Shares of Sally Beauty Holdings (NYSE:SBH) fell on Thursday, after the company reported a steep drop in both revenue and earnings in the fiscal third quarter of 2020. However, because of the coronavirus, this shouldn't have caught anyone off guard. But it's possible management inadvertently set investors' expectations too high.
Sally Beauty Holdings stock finished the day down 12%. Shares are now 45% lower than 52-week highs.
Sally Beauty Holdings has over 5,000 stores, and those were closed for the COVID-19 pandemic. Second-quarter revenue and earnings were down as the company scrambled to deal with the situation. But it began launching ship-from-store options for e-commerce, and that helped mitigate the downside.
Management focused on e-commerce in its press releases. Not only did it highlight triple-digit e-commerce growth in the Q2 report, but showcased it in two subsequent business updates. Furthermore, it noted "strong" product demand at reopened stores. It all sounded very positive.
Today, Sally Beauty Holdings reported net sales of $705 million, down 28% year over year. The company also posted a net earnings per share (EPS) loss of $0.21 according to generally accepted accounting principles (GAAP) when Wall Street had expected a profit. Needless to say, this led to the stock falling today.
Earnings reports are funny things. How the stock market reacts in the short term has as much to do with relative expectations as the actual numbers.
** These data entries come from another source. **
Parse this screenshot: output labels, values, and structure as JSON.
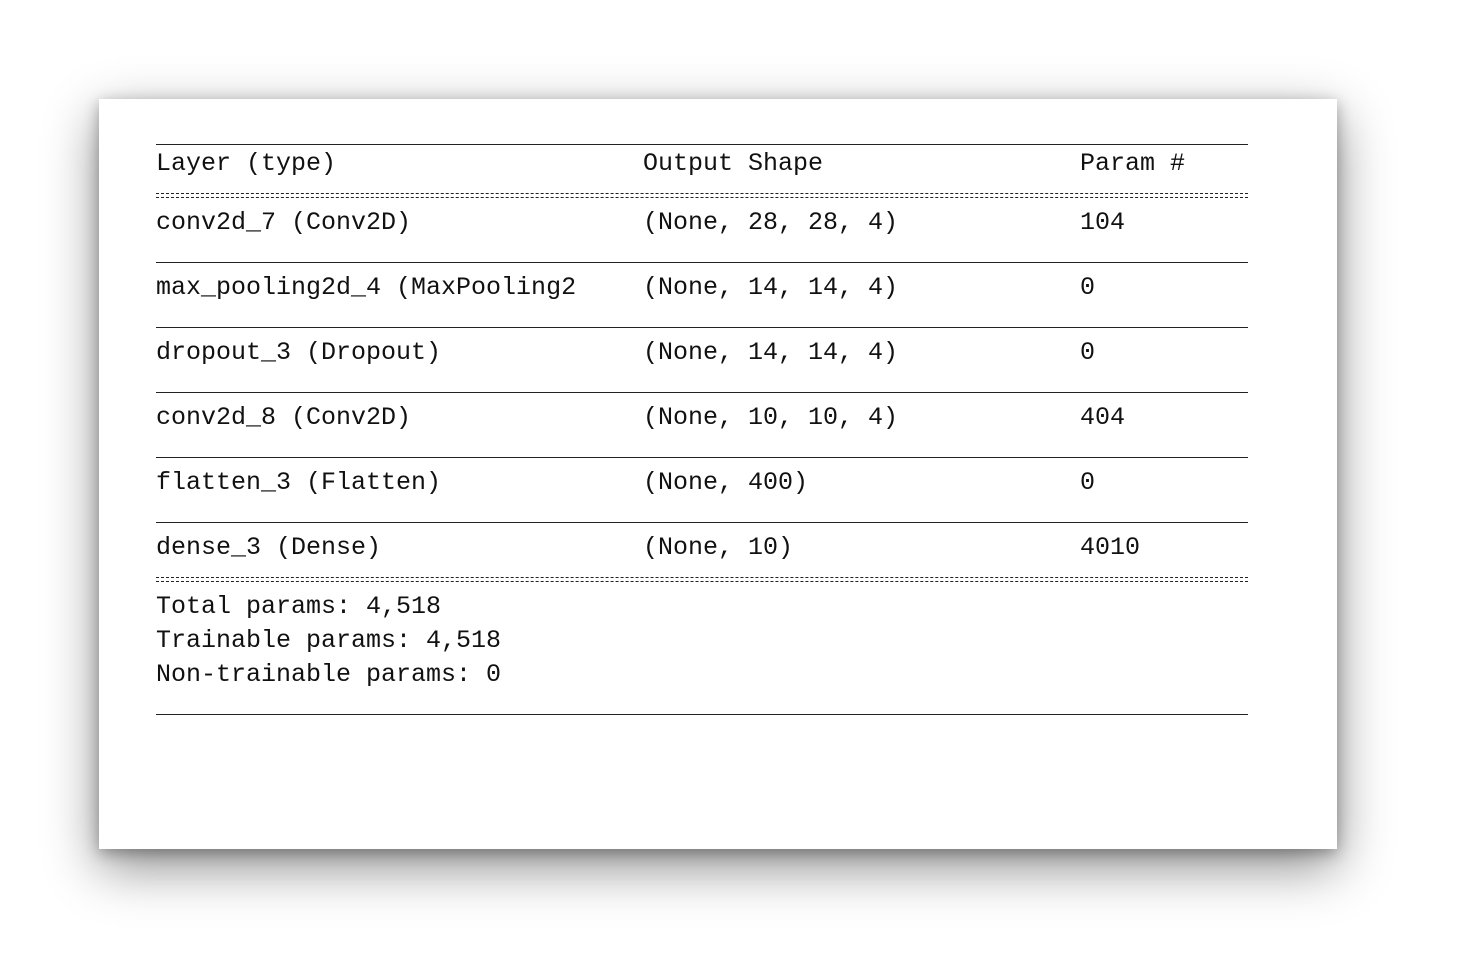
{
  "columns": {
    "layer": "Layer (type)",
    "output_shape": "Output Shape",
    "params": "Param #"
  },
  "layers": [
    {
      "name": "conv2d_7 (Conv2D)",
      "shape": "(None, 28, 28, 4)",
      "params": "104"
    },
    {
      "name": "max_pooling2d_4 (MaxPooling2",
      "shape": "(None, 14, 14, 4)",
      "params": "0"
    },
    {
      "name": "dropout_3 (Dropout)",
      "shape": "(None, 14, 14, 4)",
      "params": "0"
    },
    {
      "name": "conv2d_8 (Conv2D)",
      "shape": "(None, 10, 10, 4)",
      "params": "404"
    },
    {
      "name": "flatten_3 (Flatten)",
      "shape": "(None, 400)",
      "params": "0"
    },
    {
      "name": "dense_3 (Dense)",
      "shape": "(None, 10)",
      "params": "4010"
    }
  ],
  "totals": {
    "total": "Total params: 4,518",
    "trainable": "Trainable params: 4,518",
    "non_trainable": "Non-trainable params: 0"
  }
}
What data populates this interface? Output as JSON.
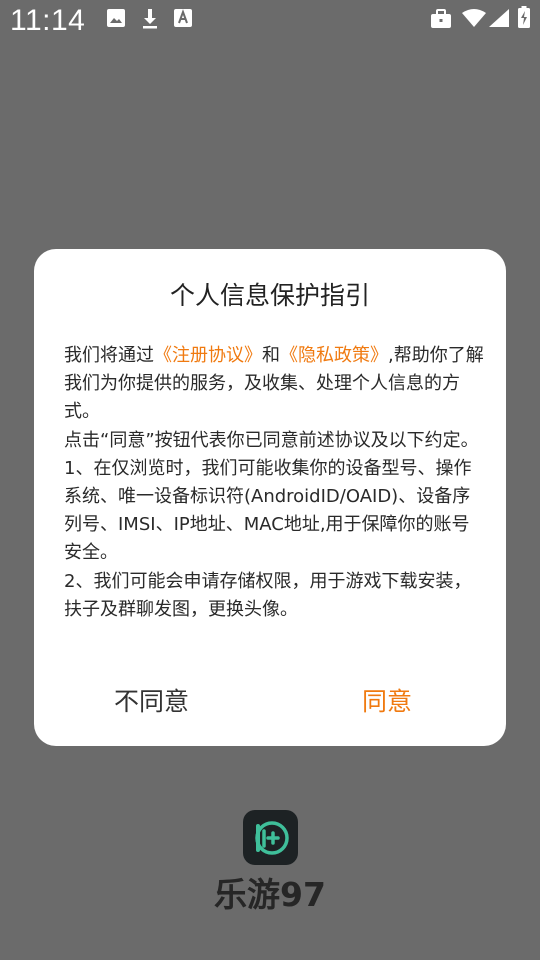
{
  "status_bar": {
    "time": "11:14",
    "icons": [
      "image-icon",
      "download-icon",
      "font-icon",
      "briefcase-icon",
      "wifi-icon",
      "signal-icon",
      "battery-charging-icon"
    ]
  },
  "dialog": {
    "title": "个人信息保护指引",
    "body": {
      "p1_before": "我们将通过",
      "link_register": "《注册协议》",
      "p1_and": "和",
      "link_privacy": "《隐私政策》",
      "p1_after": ",帮助你了解我们为你提供的服务，及收集、处理个人信息的方式。",
      "p2": "点击“同意”按钮代表你已同意前述协议及以下约定。",
      "p3": "1、在仅浏览时，我们可能收集你的设备型号、操作系统、唯一设备标识符(AndroidID/OAID)、设备序列号、IMSI、IP地址、MAC地址,用于保障你的账号安全。",
      "p4": "2、我们可能会申请存储权限，用于游戏下载安装，扶子及群聊发图，更换头像。"
    },
    "disagree_label": "不同意",
    "agree_label": "同意"
  },
  "app": {
    "name": "乐游97",
    "logo_icon": "app-logo-icon"
  },
  "colors": {
    "accent": "#f07a10",
    "overlay": "#6b6b6b",
    "dialog_bg": "#ffffff"
  }
}
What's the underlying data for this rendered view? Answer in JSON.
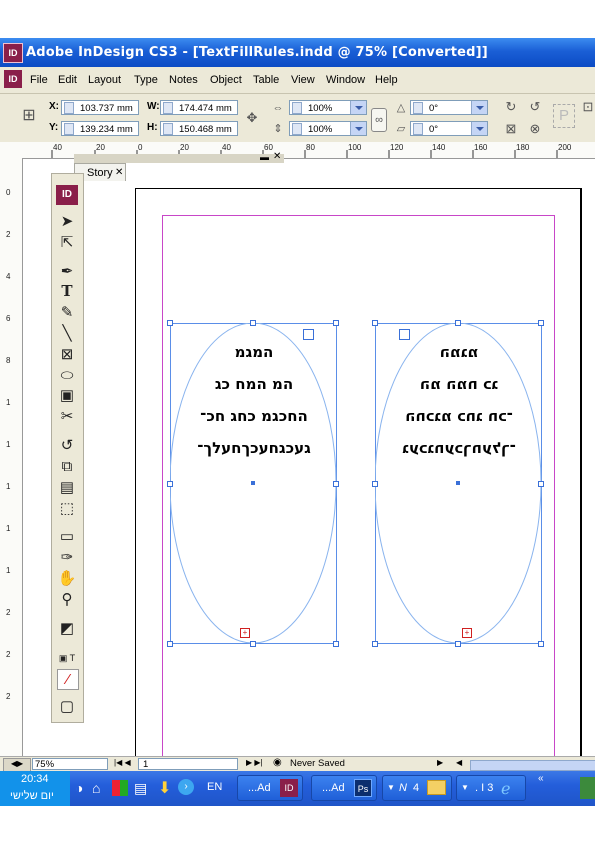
{
  "window": {
    "title": "Adobe InDesign CS3 - [TextFillRules.indd @ 75% [Converted]]",
    "app_icon": "ID"
  },
  "menubar": {
    "items": [
      "File",
      "Edit",
      "Layout",
      "Type",
      "Notes",
      "Object",
      "Table",
      "View",
      "Window",
      "Help"
    ]
  },
  "control": {
    "x_label": "X:",
    "x_value": "103.737 mm",
    "y_label": "Y:",
    "y_value": "139.234 mm",
    "w_label": "W:",
    "w_value": "174.474 mm",
    "h_label": "H:",
    "h_value": "150.468 mm",
    "scale_x": "100%",
    "scale_y": "100%",
    "rotate": "0°",
    "shear": "0°"
  },
  "ruler": {
    "marks": [
      "40",
      "20",
      "0",
      "20",
      "40",
      "60",
      "80",
      "100",
      "120",
      "140",
      "160",
      "180",
      "200"
    ]
  },
  "vruler": {
    "marks": [
      "0",
      "2",
      "4",
      "6",
      "8",
      "1",
      "1",
      "1",
      "1",
      "1",
      "2",
      "2",
      "2"
    ]
  },
  "story_panel": {
    "tab": "Story"
  },
  "toolbox": {
    "logo": "ID"
  },
  "frames": {
    "left_lines": [
      "המגמ",
      "המ המח כג",
      "החכגמ כחג חכ־",
      "געכגחעכךחעלך־"
    ],
    "right_lines": [
      "המגמ",
      "המ המח כג",
      "החכגמ כחג חכ־",
      "געכגחעכךחעלך־"
    ]
  },
  "status": {
    "zoom": "75%",
    "page": "1",
    "save_state": "Never Saved"
  },
  "taskbar": {
    "time": "20:34",
    "day": "יום שלישי",
    "lang": "EN",
    "btn1": "...Ad",
    "btn2": "...Ad",
    "btn3_count": "4",
    "btn4": ". I 3"
  },
  "colors": {
    "titlebar": "#1a5fd6",
    "frame": "#5a8ee8",
    "margin": "#c846c8"
  }
}
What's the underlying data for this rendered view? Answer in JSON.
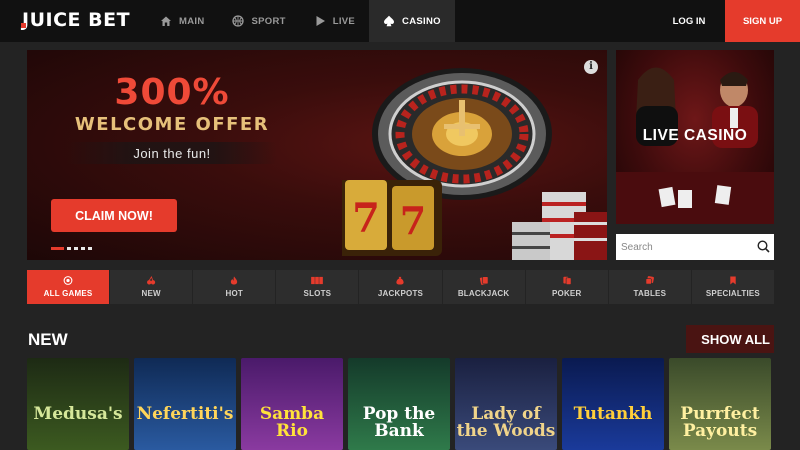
{
  "brand": {
    "name": "JUICE BET",
    "accent": "#e53b2c"
  },
  "nav": [
    {
      "label": "MAIN",
      "icon": "home-icon",
      "active": false
    },
    {
      "label": "SPORT",
      "icon": "basketball-icon",
      "active": false
    },
    {
      "label": "LIVE",
      "icon": "play-icon",
      "active": false
    },
    {
      "label": "CASINO",
      "icon": "spade-icon",
      "active": true
    }
  ],
  "auth": {
    "login": "LOG IN",
    "signup": "SIGN UP"
  },
  "hero": {
    "percent": "300%",
    "title": "WELCOME OFFER",
    "subtitle": "Join the fun!",
    "cta": "CLAIM NOW!",
    "slot_digits": [
      "7",
      "7",
      "7"
    ],
    "info_icon": "info-icon"
  },
  "live": {
    "title": "LIVE CASINO"
  },
  "search": {
    "placeholder": "Search",
    "icon": "search-icon"
  },
  "categories": [
    {
      "label": "ALL GAMES",
      "icon": "chip-icon",
      "active": true
    },
    {
      "label": "NEW",
      "icon": "cherry-icon"
    },
    {
      "label": "HOT",
      "icon": "flame-icon"
    },
    {
      "label": "SLOTS",
      "icon": "slots-icon"
    },
    {
      "label": "JACKPOTS",
      "icon": "money-bag-icon"
    },
    {
      "label": "BLACKJACK",
      "icon": "cards-icon"
    },
    {
      "label": "POKER",
      "icon": "poker-cards-icon"
    },
    {
      "label": "TABLES",
      "icon": "dice-icon"
    },
    {
      "label": "SPECIALTIES",
      "icon": "bookmark-icon"
    }
  ],
  "new_section": {
    "title": "NEW",
    "show_all": "SHOW ALL",
    "games": [
      {
        "title": "Medusa's",
        "color": "#2f4a1c"
      },
      {
        "title": "Nefertiti's",
        "color": "#1b3f6b"
      },
      {
        "title": "Samba Rio",
        "color": "#6b2a7a"
      },
      {
        "title": "Pop the Bank",
        "color": "#1f5a3a"
      },
      {
        "title": "Lady of the Woods",
        "color": "#2a3358"
      },
      {
        "title": "Tutankh",
        "color": "#152a6a"
      },
      {
        "title": "Purrfect Payouts",
        "color": "#5a6b3a"
      }
    ]
  }
}
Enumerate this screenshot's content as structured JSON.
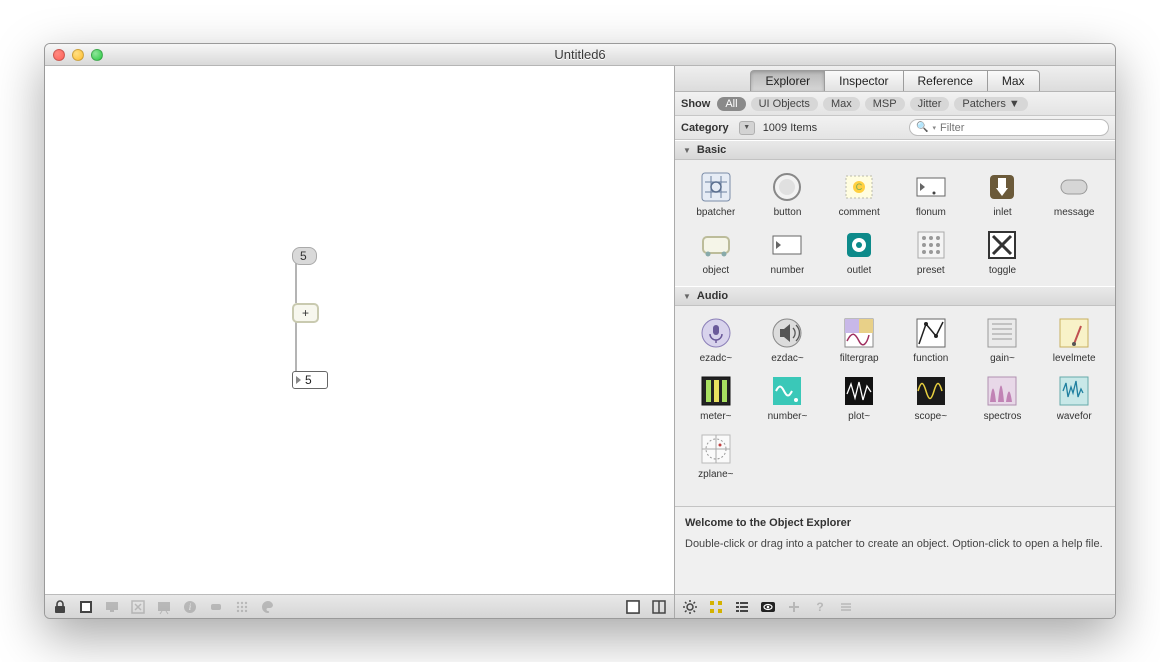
{
  "window": {
    "title": "Untitled6"
  },
  "tabs": [
    "Explorer",
    "Inspector",
    "Reference",
    "Max"
  ],
  "active_tab": "Explorer",
  "show": {
    "label": "Show",
    "filters": [
      "All",
      "UI Objects",
      "Max",
      "MSP",
      "Jitter",
      "Patchers ▼"
    ],
    "active": "All"
  },
  "category": {
    "label": "Category",
    "count": "1009 Items"
  },
  "search": {
    "placeholder": "Filter"
  },
  "sections": [
    {
      "name": "Basic",
      "items": [
        "bpatcher",
        "button",
        "comment",
        "flonum",
        "inlet",
        "message",
        "object",
        "number",
        "outlet",
        "preset",
        "toggle"
      ]
    },
    {
      "name": "Audio",
      "items": [
        "ezadc~",
        "ezdac~",
        "filtergrap",
        "function",
        "gain~",
        "levelmete",
        "meter~",
        "number~",
        "plot~",
        "scope~",
        "spectros",
        "wavefor",
        "zplane~"
      ]
    }
  ],
  "info": {
    "title": "Welcome to the Object Explorer",
    "text": "Double-click or drag into a patcher to create an object. Option-click to open a help file."
  },
  "patch": {
    "msg": "5",
    "op": "+",
    "num": "5"
  }
}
A stock can go up when the company reports bad numbers, so long as Wall Street expected worse.
Indeed, e-commerce sales for Sally Beauty Holdings were up a whopping 278% in Q3, coming in at $137 million. But this gaudy growth percentage is measured from a small starting point. Also, investors should note there is strong demand right now. Same-store sales in June were up 23% from June 2019. That's a fabulous recovery. It was just too late in the quarter to bounce back from the 82% drop in April.
This provides two lessons for investors. First, when a company provides bullet-point highlights, ask which metrics are missing. In this case, overall net sales and earnings weren't mentioned in either business update -- only e-commerce growth. That was a good indication that revenue and profits weren't worth highlighting.
Second, a one-day stock move is fickle. When investing in stocks, we should be focused on the long term. If I were a Sally Beauty Holdings shareholder, I'd be encouraged that demand in June was strong; what's already happened is in the past.
Going forward, shareholders should monitor whether the strong demand in June is sustainable or whether consumers are merely catching up with cosmetic purchases delayed earlier in the year. I'm inclined to think it's the latter.